- Get ahead of the challenges. Early trials already show that some vaccines produce a response that includes fever and other side effects. While this is completely normal, it won’t come across that way if not proactively shared. You can already see the headlines of some articles or ill-informed social posts that could further solidify anti-vaccine stances or even make those previously on board begin to question. The reality is the more information that can be shared proactively in the right places and at the right times, the more the conversation can be controlled.
- Make it relatable with the right voices and stories. Great storytelling can create emotion, make us reconsider a belief and call us to act in a deeper way than when simply told to do something. Especially when we examine different audience segments and demographics, creating powerful stories delivered by trusted individuals will be a critical driver. Many cities, hospitals and health systems are already calling on well-known local or national figures to deliver messages around prevention, and this will certainly be the case in conversations about vaccine adoption.

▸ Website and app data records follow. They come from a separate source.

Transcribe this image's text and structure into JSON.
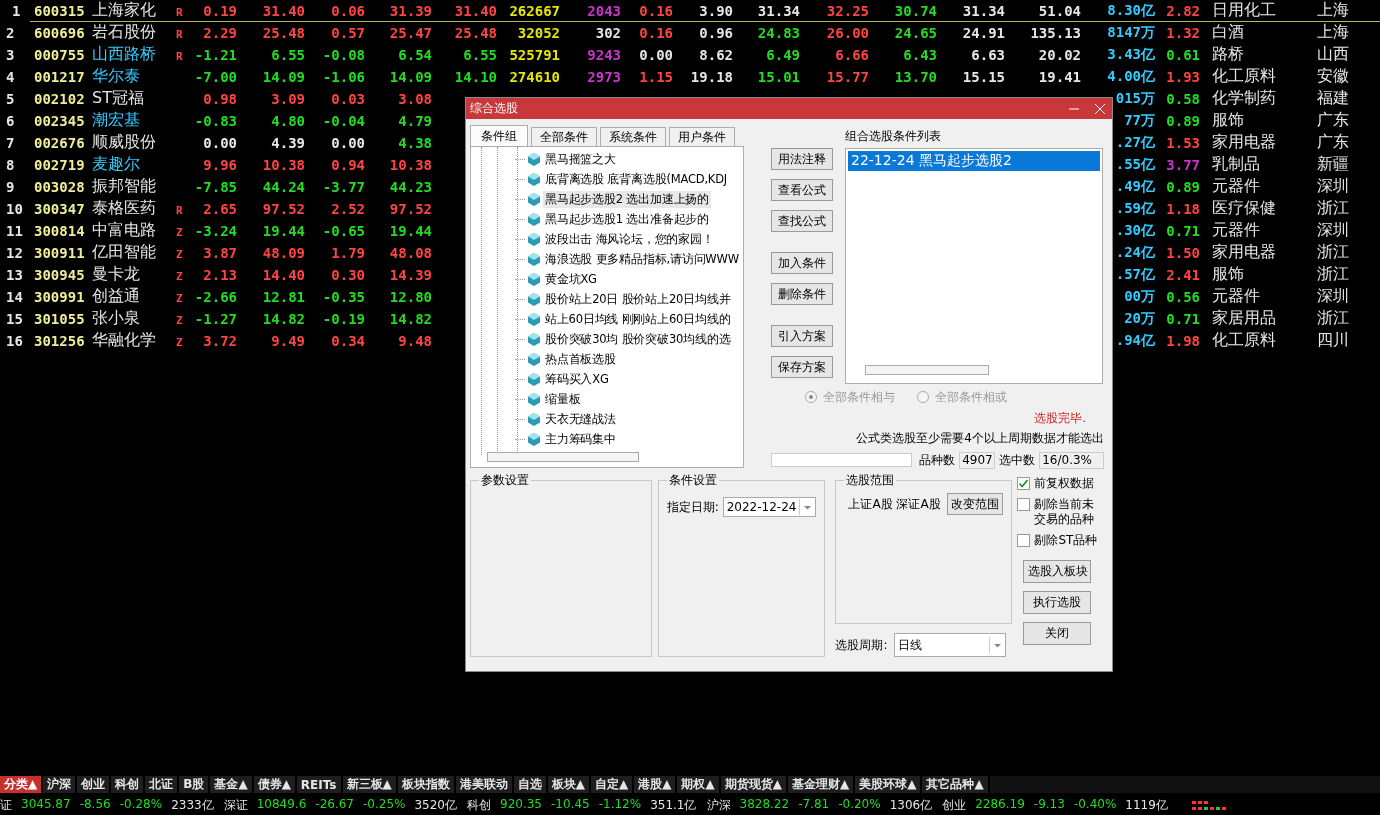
{
  "table": {
    "rows": [
      {
        "no": "1",
        "code": "600315",
        "name": {
          "text": "上海家化",
          "color": "#e6e6e6"
        },
        "flag": "R",
        "selected": true,
        "cells": [
          {
            "text": "0.19",
            "color": "#ff4444"
          },
          {
            "text": "31.40",
            "color": "#ff4444"
          },
          {
            "text": "0.06",
            "color": "#ff4444"
          },
          {
            "text": "31.39",
            "color": "#ff4444"
          },
          {
            "text": "31.40",
            "color": "#ff4444"
          },
          {
            "text": "262667",
            "color": "#e6e600"
          },
          {
            "text": "2043",
            "color": "#cc33cc"
          },
          {
            "text": "0.16",
            "color": "#ff4444"
          },
          {
            "text": "3.90",
            "color": "#e6e6e6"
          },
          {
            "text": "31.34",
            "color": "#e6e6e6"
          },
          {
            "text": "32.25",
            "color": "#ff4444"
          },
          {
            "text": "30.74",
            "color": "#22dd22"
          },
          {
            "text": "31.34",
            "color": "#e6e6e6"
          },
          {
            "text": "51.04",
            "color": "#e6e6e6"
          }
        ],
        "tail": [
          {
            "text": "8.30亿",
            "color": "#33ccff"
          },
          {
            "text": "2.82",
            "color": "#ff4444"
          },
          {
            "text": "日用化工",
            "color": "#e6e6e6"
          },
          {
            "text": "上海",
            "color": "#e6e6e6"
          }
        ]
      },
      {
        "no": "2",
        "code": "600696",
        "name": {
          "text": "岩石股份",
          "color": "#e6e6e6"
        },
        "flag": "R",
        "selected": false,
        "cells": [
          {
            "text": "2.29",
            "color": "#ff4444"
          },
          {
            "text": "25.48",
            "color": "#ff4444"
          },
          {
            "text": "0.57",
            "color": "#ff4444"
          },
          {
            "text": "25.47",
            "color": "#ff4444"
          },
          {
            "text": "25.48",
            "color": "#ff4444"
          },
          {
            "text": "32052",
            "color": "#e6e600"
          },
          {
            "text": "302",
            "color": "#e6e6e6"
          },
          {
            "text": "0.16",
            "color": "#ff4444"
          },
          {
            "text": "0.96",
            "color": "#e6e6e6"
          },
          {
            "text": "24.83",
            "color": "#22dd22"
          },
          {
            "text": "26.00",
            "color": "#ff4444"
          },
          {
            "text": "24.65",
            "color": "#22dd22"
          },
          {
            "text": "24.91",
            "color": "#e6e6e6"
          },
          {
            "text": "135.13",
            "color": "#e6e6e6"
          }
        ],
        "tail": [
          {
            "text": "8147万",
            "color": "#33ccff"
          },
          {
            "text": "1.32",
            "color": "#ff4444"
          },
          {
            "text": "白酒",
            "color": "#e6e6e6"
          },
          {
            "text": "上海",
            "color": "#e6e6e6"
          }
        ]
      },
      {
        "no": "3",
        "code": "000755",
        "name": {
          "text": "山西路桥",
          "color": "#33ccff"
        },
        "flag": "R",
        "selected": false,
        "cells": [
          {
            "text": "-1.21",
            "color": "#22dd22"
          },
          {
            "text": "6.55",
            "color": "#22dd22"
          },
          {
            "text": "-0.08",
            "color": "#22dd22"
          },
          {
            "text": "6.54",
            "color": "#22dd22"
          },
          {
            "text": "6.55",
            "color": "#22dd22"
          },
          {
            "text": "525791",
            "color": "#e6e600"
          },
          {
            "text": "9243",
            "color": "#cc33cc"
          },
          {
            "text": "0.00",
            "color": "#e6e6e6"
          },
          {
            "text": "8.62",
            "color": "#e6e6e6"
          },
          {
            "text": "6.49",
            "color": "#22dd22"
          },
          {
            "text": "6.66",
            "color": "#ff4444"
          },
          {
            "text": "6.43",
            "color": "#22dd22"
          },
          {
            "text": "6.63",
            "color": "#e6e6e6"
          },
          {
            "text": "20.02",
            "color": "#e6e6e6"
          }
        ],
        "tail": [
          {
            "text": "3.43亿",
            "color": "#33ccff"
          },
          {
            "text": "0.61",
            "color": "#22dd22"
          },
          {
            "text": "路桥",
            "color": "#e6e6e6"
          },
          {
            "text": "山西",
            "color": "#e6e6e6"
          }
        ]
      },
      {
        "no": "4",
        "code": "001217",
        "name": {
          "text": "华尔泰",
          "color": "#33ccff"
        },
        "selected": false,
        "cells": [
          {
            "text": "-7.00",
            "color": "#22dd22"
          },
          {
            "text": "14.09",
            "color": "#22dd22"
          },
          {
            "text": "-1.06",
            "color": "#22dd22"
          },
          {
            "text": "14.09",
            "color": "#22dd22"
          },
          {
            "text": "14.10",
            "color": "#22dd22"
          },
          {
            "text": "274610",
            "color": "#e6e600"
          },
          {
            "text": "2973",
            "color": "#cc33cc"
          },
          {
            "text": "1.15",
            "color": "#ff4444"
          },
          {
            "text": "19.18",
            "color": "#e6e6e6"
          },
          {
            "text": "15.01",
            "color": "#22dd22"
          },
          {
            "text": "15.77",
            "color": "#ff4444"
          },
          {
            "text": "13.70",
            "color": "#22dd22"
          },
          {
            "text": "15.15",
            "color": "#e6e6e6"
          },
          {
            "text": "19.41",
            "color": "#e6e6e6"
          }
        ],
        "tail": [
          {
            "text": "4.00亿",
            "color": "#33ccff"
          },
          {
            "text": "1.93",
            "color": "#ff4444"
          },
          {
            "text": "化工原料",
            "color": "#e6e6e6"
          },
          {
            "text": "安徽",
            "color": "#e6e6e6"
          }
        ]
      },
      {
        "no": "5",
        "code": "002102",
        "name": {
          "text": "ST冠福",
          "color": "#e6e6e6"
        },
        "selected": false,
        "cells": [
          {
            "text": "0.98",
            "color": "#ff4444"
          },
          {
            "text": "3.09",
            "color": "#ff4444"
          },
          {
            "text": "0.03",
            "color": "#ff4444"
          },
          {
            "text": "3.08",
            "color": "#ff4444"
          }
        ],
        "tail": [
          {
            "text": "015万",
            "color": "#33ccff"
          },
          {
            "text": "0.58",
            "color": "#22dd22"
          },
          {
            "text": "化学制药",
            "color": "#e6e6e6"
          },
          {
            "text": "福建",
            "color": "#e6e6e6"
          }
        ]
      },
      {
        "no": "6",
        "code": "002345",
        "name": {
          "text": "潮宏基",
          "color": "#33ccff"
        },
        "selected": false,
        "cells": [
          {
            "text": "-0.83",
            "color": "#22dd22"
          },
          {
            "text": "4.80",
            "color": "#22dd22"
          },
          {
            "text": "-0.04",
            "color": "#22dd22"
          },
          {
            "text": "4.79",
            "color": "#22dd22"
          }
        ],
        "tail": [
          {
            "text": "77万",
            "color": "#33ccff"
          },
          {
            "text": "0.89",
            "color": "#22dd22"
          },
          {
            "text": "服饰",
            "color": "#e6e6e6"
          },
          {
            "text": "广东",
            "color": "#e6e6e6"
          }
        ]
      },
      {
        "no": "7",
        "code": "002676",
        "name": {
          "text": "顺威股份",
          "color": "#e6e6e6"
        },
        "selected": false,
        "cells": [
          {
            "text": "0.00",
            "color": "#e6e6e6"
          },
          {
            "text": "4.39",
            "color": "#e6e6e6"
          },
          {
            "text": "0.00",
            "color": "#e6e6e6"
          },
          {
            "text": "4.38",
            "color": "#22dd22"
          }
        ],
        "tail": [
          {
            "text": ".27亿",
            "color": "#33ccff"
          },
          {
            "text": "1.53",
            "color": "#ff4444"
          },
          {
            "text": "家用电器",
            "color": "#e6e6e6"
          },
          {
            "text": "广东",
            "color": "#e6e6e6"
          }
        ]
      },
      {
        "no": "8",
        "code": "002719",
        "name": {
          "text": "麦趣尔",
          "color": "#33ccff"
        },
        "selected": false,
        "cells": [
          {
            "text": "9.96",
            "color": "#ff4444"
          },
          {
            "text": "10.38",
            "color": "#ff4444"
          },
          {
            "text": "0.94",
            "color": "#ff4444"
          },
          {
            "text": "10.38",
            "color": "#ff4444"
          }
        ],
        "tail": [
          {
            "text": ".55亿",
            "color": "#33ccff"
          },
          {
            "text": "3.77",
            "color": "#cc33cc"
          },
          {
            "text": "乳制品",
            "color": "#e6e6e6"
          },
          {
            "text": "新疆",
            "color": "#e6e6e6"
          }
        ]
      },
      {
        "no": "9",
        "code": "003028",
        "name": {
          "text": "振邦智能",
          "color": "#e6e6e6"
        },
        "selected": false,
        "cells": [
          {
            "text": "-7.85",
            "color": "#22dd22"
          },
          {
            "text": "44.24",
            "color": "#22dd22"
          },
          {
            "text": "-3.77",
            "color": "#22dd22"
          },
          {
            "text": "44.23",
            "color": "#22dd22"
          }
        ],
        "tail": [
          {
            "text": ".49亿",
            "color": "#33ccff"
          },
          {
            "text": "0.89",
            "color": "#22dd22"
          },
          {
            "text": "元器件",
            "color": "#e6e6e6"
          },
          {
            "text": "深圳",
            "color": "#e6e6e6"
          }
        ]
      },
      {
        "no": "10",
        "code": "300347",
        "name": {
          "text": "泰格医药",
          "color": "#e6e6e6"
        },
        "flag": "R",
        "selected": false,
        "cells": [
          {
            "text": "2.65",
            "color": "#ff4444"
          },
          {
            "text": "97.52",
            "color": "#ff4444"
          },
          {
            "text": "2.52",
            "color": "#ff4444"
          },
          {
            "text": "97.52",
            "color": "#ff4444"
          }
        ],
        "tail": [
          {
            "text": ".59亿",
            "color": "#33ccff"
          },
          {
            "text": "1.18",
            "color": "#ff4444"
          },
          {
            "text": "医疗保健",
            "color": "#e6e6e6"
          },
          {
            "text": "浙江",
            "color": "#e6e6e6"
          }
        ]
      },
      {
        "no": "11",
        "code": "300814",
        "name": {
          "text": "中富电路",
          "color": "#e6e6e6"
        },
        "flag": "Z",
        "selected": false,
        "cells": [
          {
            "text": "-3.24",
            "color": "#22dd22"
          },
          {
            "text": "19.44",
            "color": "#22dd22"
          },
          {
            "text": "-0.65",
            "color": "#22dd22"
          },
          {
            "text": "19.44",
            "color": "#22dd22"
          }
        ],
        "tail": [
          {
            "text": ".30亿",
            "color": "#33ccff"
          },
          {
            "text": "0.71",
            "color": "#22dd22"
          },
          {
            "text": "元器件",
            "color": "#e6e6e6"
          },
          {
            "text": "深圳",
            "color": "#e6e6e6"
          }
        ]
      },
      {
        "no": "12",
        "code": "300911",
        "name": {
          "text": "亿田智能",
          "color": "#e6e6e6"
        },
        "flag": "Z",
        "selected": false,
        "cells": [
          {
            "text": "3.87",
            "color": "#ff4444"
          },
          {
            "text": "48.09",
            "color": "#ff4444"
          },
          {
            "text": "1.79",
            "color": "#ff4444"
          },
          {
            "text": "48.08",
            "color": "#ff4444"
          }
        ],
        "tail": [
          {
            "text": ".24亿",
            "color": "#33ccff"
          },
          {
            "text": "1.50",
            "color": "#ff4444"
          },
          {
            "text": "家用电器",
            "color": "#e6e6e6"
          },
          {
            "text": "浙江",
            "color": "#e6e6e6"
          }
        ]
      },
      {
        "no": "13",
        "code": "300945",
        "name": {
          "text": "曼卡龙",
          "color": "#e6e6e6"
        },
        "flag": "Z",
        "selected": false,
        "cells": [
          {
            "text": "2.13",
            "color": "#ff4444"
          },
          {
            "text": "14.40",
            "color": "#ff4444"
          },
          {
            "text": "0.30",
            "color": "#ff4444"
          },
          {
            "text": "14.39",
            "color": "#ff4444"
          }
        ],
        "tail": [
          {
            "text": ".57亿",
            "color": "#33ccff"
          },
          {
            "text": "2.41",
            "color": "#ff4444"
          },
          {
            "text": "服饰",
            "color": "#e6e6e6"
          },
          {
            "text": "浙江",
            "color": "#e6e6e6"
          }
        ]
      },
      {
        "no": "14",
        "code": "300991",
        "name": {
          "text": "创益通",
          "color": "#e6e6e6"
        },
        "flag": "Z",
        "selected": false,
        "cells": [
          {
            "text": "-2.66",
            "color": "#22dd22"
          },
          {
            "text": "12.81",
            "color": "#22dd22"
          },
          {
            "text": "-0.35",
            "color": "#22dd22"
          },
          {
            "text": "12.80",
            "color": "#22dd22"
          }
        ],
        "tail": [
          {
            "text": "00万",
            "color": "#33ccff"
          },
          {
            "text": "0.56",
            "color": "#22dd22"
          },
          {
            "text": "元器件",
            "color": "#e6e6e6"
          },
          {
            "text": "深圳",
            "color": "#e6e6e6"
          }
        ]
      },
      {
        "no": "15",
        "code": "301055",
        "name": {
          "text": "张小泉",
          "color": "#e6e6e6"
        },
        "flag": "Z",
        "selected": false,
        "cells": [
          {
            "text": "-1.27",
            "color": "#22dd22"
          },
          {
            "text": "14.82",
            "color": "#22dd22"
          },
          {
            "text": "-0.19",
            "color": "#22dd22"
          },
          {
            "text": "14.82",
            "color": "#22dd22"
          }
        ],
        "tail": [
          {
            "text": "20万",
            "color": "#33ccff"
          },
          {
            "text": "0.71",
            "color": "#22dd22"
          },
          {
            "text": "家居用品",
            "color": "#e6e6e6"
          },
          {
            "text": "浙江",
            "color": "#e6e6e6"
          }
        ]
      },
      {
        "no": "16",
        "code": "301256",
        "name": {
          "text": "华融化学",
          "color": "#e6e6e6"
        },
        "flag": "Z",
        "selected": false,
        "cells": [
          {
            "text": "3.72",
            "color": "#ff4444"
          },
          {
            "text": "9.49",
            "color": "#ff4444"
          },
          {
            "text": "0.34",
            "color": "#ff4444"
          },
          {
            "text": "9.48",
            "color": "#ff4444"
          }
        ],
        "tail": [
          {
            "text": ".94亿",
            "color": "#33ccff"
          },
          {
            "text": "1.98",
            "color": "#ff4444"
          },
          {
            "text": "化工原料",
            "color": "#e6e6e6"
          },
          {
            "text": "四川",
            "color": "#e6e6e6"
          }
        ]
      }
    ]
  },
  "dialog": {
    "title": "综合选股",
    "tabs": [
      {
        "label": "条件组",
        "selected": true
      },
      {
        "label": "全部条件",
        "selected": false
      },
      {
        "label": "系统条件",
        "selected": false
      },
      {
        "label": "用户条件",
        "selected": false
      }
    ],
    "tree_items": [
      {
        "label": "黑马摇篮之大",
        "selected": false
      },
      {
        "label": "底背离选股  底背离选股(MACD,KDJ",
        "selected": false
      },
      {
        "label": "黑马起步选股2 选出加速上扬的",
        "selected": true
      },
      {
        "label": "黑马起步选股1 选出准备起步的",
        "selected": false
      },
      {
        "label": "波段出击 海风论坛，您的家园！",
        "selected": false
      },
      {
        "label": "海浪选股 更多精品指标,请访问WWW",
        "selected": false
      },
      {
        "label": "黄金坑XG",
        "selected": false
      },
      {
        "label": "股价站上20日 股价站上20日均线并",
        "selected": false
      },
      {
        "label": "站上60日均线 刚刚站上60日均线的",
        "selected": false
      },
      {
        "label": "股价突破30均 股价突破30均线的选",
        "selected": false
      },
      {
        "label": "热点首板选股",
        "selected": false
      },
      {
        "label": "筹码买入XG",
        "selected": false
      },
      {
        "label": "缩量板",
        "selected": false
      },
      {
        "label": "天衣无缝战法",
        "selected": false
      },
      {
        "label": "主力筹码集中",
        "selected": false
      }
    ],
    "action_buttons": [
      [
        "用法注释",
        "查看公式",
        "查找公式"
      ],
      [
        "加入条件",
        "删除条件"
      ],
      [
        "引入方案",
        "保存方案"
      ]
    ],
    "list_label": "组合选股条件列表",
    "list_items": [
      {
        "label": "22-12-24 黑马起步选股2",
        "selected": true
      }
    ],
    "radios": [
      {
        "label": "全部条件相与",
        "selected": true,
        "disabled": true
      },
      {
        "label": "全部条件相或",
        "selected": false,
        "disabled": true
      }
    ],
    "status": "选股完毕.",
    "note": "公式类选股至少需要4个以上周期数据才能选出",
    "count_label": "品种数",
    "count_value": "4907",
    "picked_label": "选中数",
    "picked_value": "16/0.3%",
    "params_group": "参数设置",
    "condition_group": "条件设置",
    "date_label": "指定日期:",
    "date_value": "2022-12-24",
    "range_group": "选股范围",
    "range_text": "上证A股 深证A股",
    "range_button": "改变范围",
    "period_label": "选股周期:",
    "period_value": "日线",
    "checkboxes": [
      {
        "label": "前复权数据",
        "checked": true
      },
      {
        "label": "剔除当前未交易的品种",
        "checked": false
      },
      {
        "label": "剔除ST品种",
        "checked": false
      }
    ],
    "progress": {
      "level": 0
    },
    "bottom_buttons": [
      "选股入板块",
      "执行选股",
      "关闭"
    ]
  },
  "category_tabs": [
    {
      "label": "分类▲",
      "selected": true
    },
    {
      "label": "沪深",
      "selected": false
    },
    {
      "label": "创业",
      "selected": false
    },
    {
      "label": "科创",
      "selected": false
    },
    {
      "label": "北证",
      "selected": false
    },
    {
      "label": "B股",
      "selected": false
    },
    {
      "label": "基金▲",
      "selected": false
    },
    {
      "label": "债券▲",
      "selected": false
    },
    {
      "label": "REITs",
      "selected": false
    },
    {
      "label": "新三板▲",
      "selected": false
    },
    {
      "label": "板块指数",
      "selected": false
    },
    {
      "label": "港美联动",
      "selected": false
    },
    {
      "label": "自选",
      "selected": false
    },
    {
      "label": "板块▲",
      "selected": false
    },
    {
      "label": "自定▲",
      "selected": false
    },
    {
      "label": "港股▲",
      "selected": false
    },
    {
      "label": "期权▲",
      "selected": false
    },
    {
      "label": "期货现货▲",
      "selected": false
    },
    {
      "label": "基金理财▲",
      "selected": false
    },
    {
      "label": "美股环球▲",
      "selected": false
    },
    {
      "label": "其它品种▲",
      "selected": false
    }
  ],
  "ticker": [
    {
      "name": "证",
      "value": "3045.87",
      "change": "-8.56",
      "pct": "-0.28%",
      "amount": "2333亿",
      "color": "#22dd22"
    },
    {
      "name": "深证",
      "value": "10849.6",
      "change": "-26.67",
      "pct": "-0.25%",
      "amount": "3520亿",
      "color": "#22dd22"
    },
    {
      "name": "科创",
      "value": "920.35",
      "change": "-10.45",
      "pct": "-1.12%",
      "amount": "351.1亿",
      "color": "#22dd22"
    },
    {
      "name": "沪深",
      "value": "3828.22",
      "change": "-7.81",
      "pct": "-0.20%",
      "amount": "1306亿",
      "color": "#22dd22"
    },
    {
      "name": "创业",
      "value": "2286.19",
      "change": "-9.13",
      "pct": "-0.40%",
      "amount": "1119亿",
      "color": "#22dd22"
    }
  ]
}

- Avoid one size fits all. When considering education and awareness for COVID-19 vaccines, it’s like multiple campaigns within campaigns. And this couldn’t be more true for the marketing mix that will need to be employed for each audience. What channels does each target segment use the most? What types of communication and tone work the best? What words would they most likely search? It will be different from one group to the next, so to create true perception change, a carefully tailored approach is core to getting upstream.
I’m not a scientist. I can’t speak to all the facts and figures related to vaccination effectiveness or herd immunity, nor do I have the ability to determine how the critical players will work together or independently to create a sense of personal responsibility in order for people to seek the vaccine. But I do know if we’ve learned anything from how polarizing and difficult it’s been to convince people to wear a mask, there is equal risk and opportunity when it comes to paving the way for a COVID-19 vaccine. There’s no better time to get upstream and launch the best public health campaign for everyone’s sake.